» WHAT TO PRODUCE
From the entries, filter out every line that lacks "kind" and copy the rest.

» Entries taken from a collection
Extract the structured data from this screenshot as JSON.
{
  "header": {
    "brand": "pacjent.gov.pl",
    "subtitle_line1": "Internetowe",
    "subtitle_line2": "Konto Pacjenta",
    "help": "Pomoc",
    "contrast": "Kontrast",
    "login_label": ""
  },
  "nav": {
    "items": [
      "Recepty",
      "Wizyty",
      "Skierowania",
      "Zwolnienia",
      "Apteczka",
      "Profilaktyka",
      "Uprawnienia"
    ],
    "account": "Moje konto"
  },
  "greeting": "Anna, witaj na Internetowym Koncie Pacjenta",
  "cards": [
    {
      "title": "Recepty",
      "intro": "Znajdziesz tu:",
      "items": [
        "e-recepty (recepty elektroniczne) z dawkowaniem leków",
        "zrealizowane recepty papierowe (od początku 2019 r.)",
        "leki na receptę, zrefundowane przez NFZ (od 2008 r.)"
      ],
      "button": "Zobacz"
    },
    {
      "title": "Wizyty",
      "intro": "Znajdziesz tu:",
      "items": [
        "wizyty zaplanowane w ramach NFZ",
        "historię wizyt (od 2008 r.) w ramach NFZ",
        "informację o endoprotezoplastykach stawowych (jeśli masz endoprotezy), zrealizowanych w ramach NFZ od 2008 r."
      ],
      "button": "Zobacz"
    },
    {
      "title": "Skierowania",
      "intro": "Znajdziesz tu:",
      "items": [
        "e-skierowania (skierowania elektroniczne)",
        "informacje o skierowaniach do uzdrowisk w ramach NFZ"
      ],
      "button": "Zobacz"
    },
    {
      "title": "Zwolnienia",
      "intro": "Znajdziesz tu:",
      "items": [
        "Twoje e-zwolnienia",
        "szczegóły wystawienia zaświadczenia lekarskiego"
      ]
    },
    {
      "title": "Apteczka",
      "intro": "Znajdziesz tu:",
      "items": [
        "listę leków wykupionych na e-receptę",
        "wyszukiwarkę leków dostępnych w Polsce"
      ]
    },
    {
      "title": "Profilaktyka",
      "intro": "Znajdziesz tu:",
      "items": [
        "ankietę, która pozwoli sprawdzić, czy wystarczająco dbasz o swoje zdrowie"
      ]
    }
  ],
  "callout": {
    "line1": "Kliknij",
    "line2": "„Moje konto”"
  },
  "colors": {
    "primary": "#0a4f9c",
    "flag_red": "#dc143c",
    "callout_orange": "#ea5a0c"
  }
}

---

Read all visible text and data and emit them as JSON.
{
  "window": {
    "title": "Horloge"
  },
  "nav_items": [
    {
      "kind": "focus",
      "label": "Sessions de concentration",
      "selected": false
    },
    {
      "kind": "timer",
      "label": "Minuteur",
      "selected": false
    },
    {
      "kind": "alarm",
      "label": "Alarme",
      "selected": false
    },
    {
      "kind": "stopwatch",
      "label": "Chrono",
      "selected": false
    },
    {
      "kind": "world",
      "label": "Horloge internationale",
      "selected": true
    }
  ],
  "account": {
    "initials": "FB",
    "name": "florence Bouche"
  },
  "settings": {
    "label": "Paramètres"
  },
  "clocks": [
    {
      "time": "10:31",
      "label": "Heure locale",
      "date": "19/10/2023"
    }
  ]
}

» RESPONSE TO THE EXERCISE
      "kind": "focus",
      "kind": "timer",
      "kind": "alarm",
      "kind": "stopwatch",
      "kind": "world",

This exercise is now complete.